What does it mean to be Basque, and why has this question become more complicated in the twenty-first century? An examination of several artists and their work provide possible answers to this question. American avant-garde artist Man Ray produced an experimental silent film in 1926 entitled Emak Bakia. Why he used this Basque phrase—which roughly translates as “Leave me alone”— is a mystery that has never been solved. In 2012, Basque filmmaker Oskar Alegria decided to track down the source of Ray’s inspiration in his documentary, The Search for Emak Bakia, 2012. By a strange twist of circumstance, searching for Alegria’s film turns out to be as difficult as solving the mystery of Emak Bakia. The film has never been shown in the United States, though a private copy was made available to the author of this article with the director’s permission.
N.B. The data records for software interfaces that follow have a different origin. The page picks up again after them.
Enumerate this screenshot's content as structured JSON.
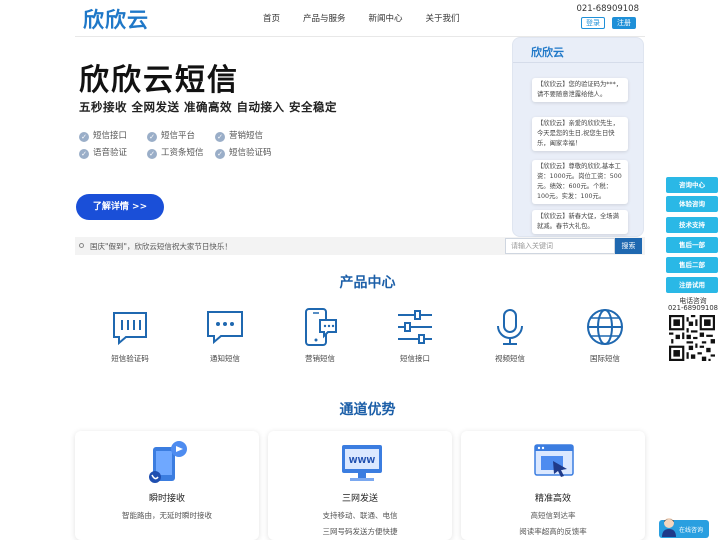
{
  "header": {
    "logo": "欣欣云",
    "nav": [
      "首页",
      "产品与服务",
      "新闻中心",
      "关于我们"
    ],
    "phone": "021-68909108",
    "login": "登录",
    "register": "注册"
  },
  "hero": {
    "title": "欣欣云短信",
    "subtitle": "五秒接收  全网发送  准确高效  自动接入  安全稳定",
    "features": [
      "短信接口",
      "短信平台",
      "营销短信",
      "语音验证",
      "工资条短信",
      "短信验证码"
    ],
    "cta": "了解详情 >>"
  },
  "phone_mockup": {
    "logo": "欣欣云",
    "messages": [
      "【欣欣云】您的验证码为***，请不要随意泄露给他人。",
      "【欣欣云】亲爱的欣欣先生，今天是您的生日,祝您生日快乐，阖家幸福！",
      "【欣欣云】尊敬的欣欣,基本工资：1000元。岗位工资：500元。绩效：600元。个税：100元。实发：100元。",
      "【欣欣云】新春大促，全场满就减。春节大礼包。"
    ]
  },
  "notice": {
    "text": "国庆\"假到\"，欣欣云短信祝大家节日快乐！",
    "search_placeholder": "请输入关键词",
    "search_button": "搜索"
  },
  "products": {
    "title": "产品中心",
    "items": [
      {
        "label": "短信验证码",
        "icon": "sms-code-icon"
      },
      {
        "label": "通知短信",
        "icon": "chat-bubble-icon"
      },
      {
        "label": "营销短信",
        "icon": "mobile-chat-icon"
      },
      {
        "label": "短信接口",
        "icon": "sliders-icon"
      },
      {
        "label": "视频短信",
        "icon": "microphone-icon"
      },
      {
        "label": "国际短信",
        "icon": "globe-icon"
      }
    ]
  },
  "advantages": {
    "title": "通道优势",
    "cards": [
      {
        "title": "瞬时接收",
        "lines": [
          "智能路由，无延时瞬时接收"
        ],
        "icon": "phone-send-icon"
      },
      {
        "title": "三网发送",
        "lines": [
          "支持移动、联通、电信",
          "三网号码发送方便快捷"
        ],
        "icon": "www-monitor-icon"
      },
      {
        "title": "精准高效",
        "lines": [
          "高短信到达率",
          "阅读率超高的反馈率"
        ],
        "icon": "target-screen-icon"
      }
    ]
  },
  "sidebar": {
    "buttons": [
      "咨询中心",
      "体验咨询",
      "技术支持",
      "售后一部",
      "售后二部",
      "注册试用"
    ],
    "phone_label": "电话咨询",
    "phone": "021-68909108",
    "online": "在线咨询"
  },
  "colors": {
    "brand": "#1f78c8",
    "cta": "#1a4fd8",
    "section_title": "#1c5fa8",
    "sidebar": "#2ab8e6",
    "icon": "#1f68b0"
  }
}
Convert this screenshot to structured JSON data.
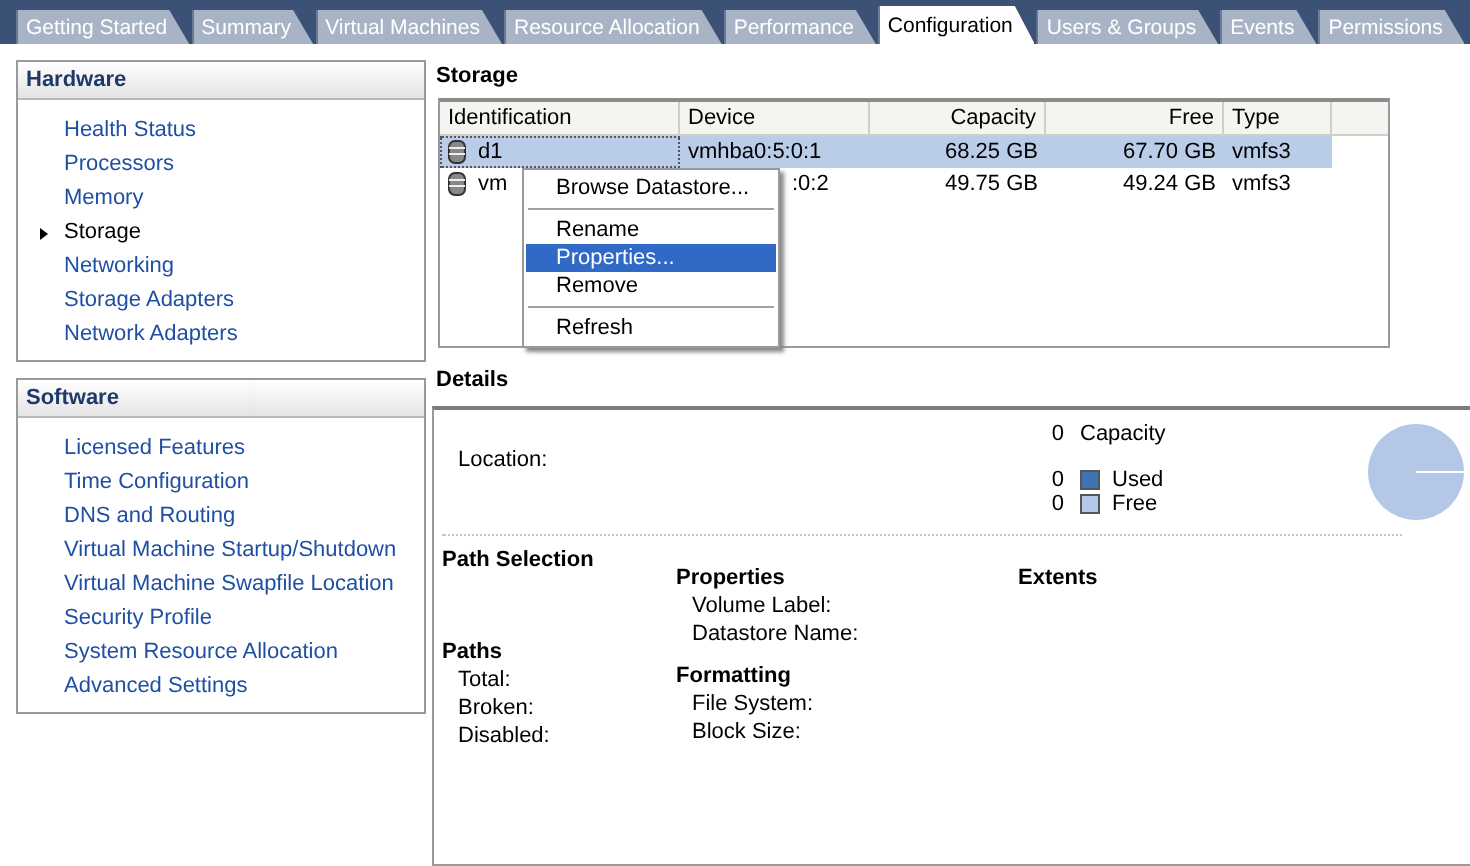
{
  "tabs": [
    {
      "label": "Getting Started",
      "selected": false
    },
    {
      "label": "Summary",
      "selected": false
    },
    {
      "label": "Virtual Machines",
      "selected": false
    },
    {
      "label": "Resource Allocation",
      "selected": false
    },
    {
      "label": "Performance",
      "selected": false
    },
    {
      "label": "Configuration",
      "selected": true
    },
    {
      "label": "Users & Groups",
      "selected": false
    },
    {
      "label": "Events",
      "selected": false
    },
    {
      "label": "Permissions",
      "selected": false
    }
  ],
  "sidebar": [
    {
      "title": "Hardware",
      "items": [
        {
          "label": "Health Status",
          "selected": false
        },
        {
          "label": "Processors",
          "selected": false
        },
        {
          "label": "Memory",
          "selected": false
        },
        {
          "label": "Storage",
          "selected": true
        },
        {
          "label": "Networking",
          "selected": false
        },
        {
          "label": "Storage Adapters",
          "selected": false
        },
        {
          "label": "Network Adapters",
          "selected": false
        }
      ]
    },
    {
      "title": "Software",
      "items": [
        {
          "label": "Licensed Features",
          "selected": false
        },
        {
          "label": "Time Configuration",
          "selected": false
        },
        {
          "label": "DNS and Routing",
          "selected": false
        },
        {
          "label": "Virtual Machine Startup/Shutdown",
          "selected": false
        },
        {
          "label": "Virtual Machine Swapfile Location",
          "selected": false
        },
        {
          "label": "Security Profile",
          "selected": false
        },
        {
          "label": "System Resource Allocation",
          "selected": false
        },
        {
          "label": "Advanced Settings",
          "selected": false
        }
      ]
    }
  ],
  "storage": {
    "title": "Storage",
    "columns": [
      "Identification",
      "Device",
      "Capacity",
      "Free",
      "Type"
    ],
    "rows": [
      {
        "selected": true,
        "cells": [
          "d1",
          "vmhba0:5:0:1",
          "68.25 GB",
          "67.70 GB",
          "vmfs3"
        ]
      },
      {
        "selected": false,
        "cells": [
          "vm",
          ":0:2",
          "49.75 GB",
          "49.24 GB",
          "vmfs3"
        ]
      }
    ]
  },
  "context_menu": {
    "items": [
      {
        "kind": "item",
        "label": "Browse Datastore...",
        "selected": false
      },
      {
        "kind": "separator"
      },
      {
        "kind": "item",
        "label": "Rename",
        "selected": false
      },
      {
        "kind": "item",
        "label": "Properties...",
        "selected": true
      },
      {
        "kind": "item",
        "label": "Remove",
        "selected": false
      },
      {
        "kind": "separator"
      },
      {
        "kind": "item",
        "label": "Refresh",
        "selected": false
      }
    ]
  },
  "details": {
    "title": "Details",
    "location_label": "Location:",
    "capacity": {
      "value": "0",
      "label": "Capacity"
    },
    "legend": [
      {
        "value": "0",
        "label": "Used",
        "color": "#3f74b3"
      },
      {
        "value": "0",
        "label": "Free",
        "color": "#b4c7e7"
      }
    ],
    "path_selection": "Path Selection",
    "paths": {
      "title": "Paths",
      "fields": [
        "Total:",
        "Broken:",
        "Disabled:"
      ]
    },
    "properties": {
      "title": "Properties",
      "fields": [
        "Volume Label:",
        "Datastore Name:"
      ]
    },
    "formatting": {
      "title": "Formatting",
      "fields": [
        "File System:",
        "Block Size:"
      ]
    },
    "extents": "Extents"
  }
}
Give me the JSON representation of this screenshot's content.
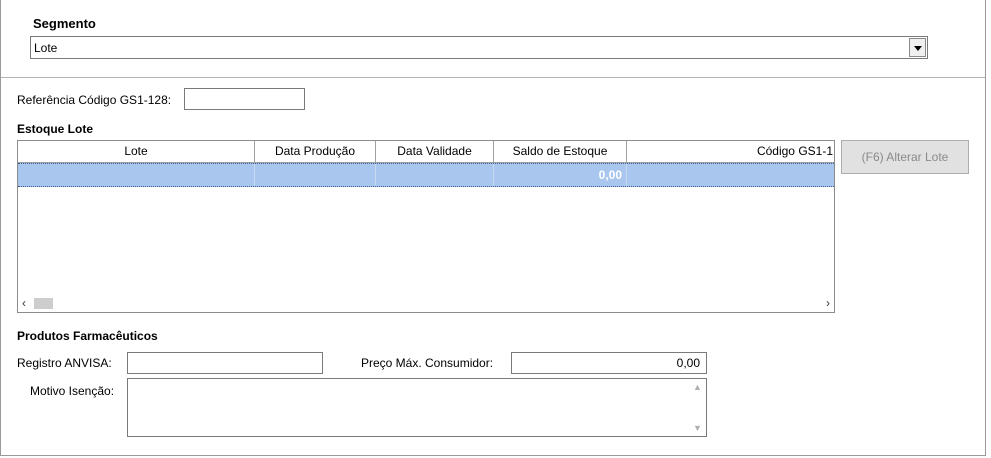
{
  "segmento": {
    "title": "Segmento",
    "selected": "Lote"
  },
  "referencia": {
    "label": "Referência Código GS1-128:",
    "value": ""
  },
  "estoque": {
    "title": "Estoque Lote",
    "columns": [
      "Lote",
      "Data Produção",
      "Data Validade",
      "Saldo de Estoque",
      "Código GS1-1"
    ],
    "rows": [
      {
        "lote": "",
        "data_producao": "",
        "data_validade": "",
        "saldo": "0,00",
        "codigo": ""
      }
    ]
  },
  "alterar_button": "(F6) Alterar Lote",
  "farmaceuticos": {
    "title": "Produtos Farmacêuticos",
    "registro_label": "Registro ANVISA:",
    "registro_value": "",
    "preco_label": "Preço Máx. Consumidor:",
    "preco_value": "0,00",
    "motivo_label": "Motivo Isenção:",
    "motivo_value": ""
  }
}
A Maurice Ravel musical composition and Eduardo Chillida’s sculpture in the Basque Country also help to explore this question. Together, the nuances of these collective artistic endeavors and their focus on “what is not” can suggest an alternative way to think about “what is.”
"We Can Only Say What a Basque Is Not,"
BOGA: Basque Studies Consortium Journal: Vol. 10
, Article 2.
Available at: https://scholarworks.boisestate.edu/boga/vol10/iss1/2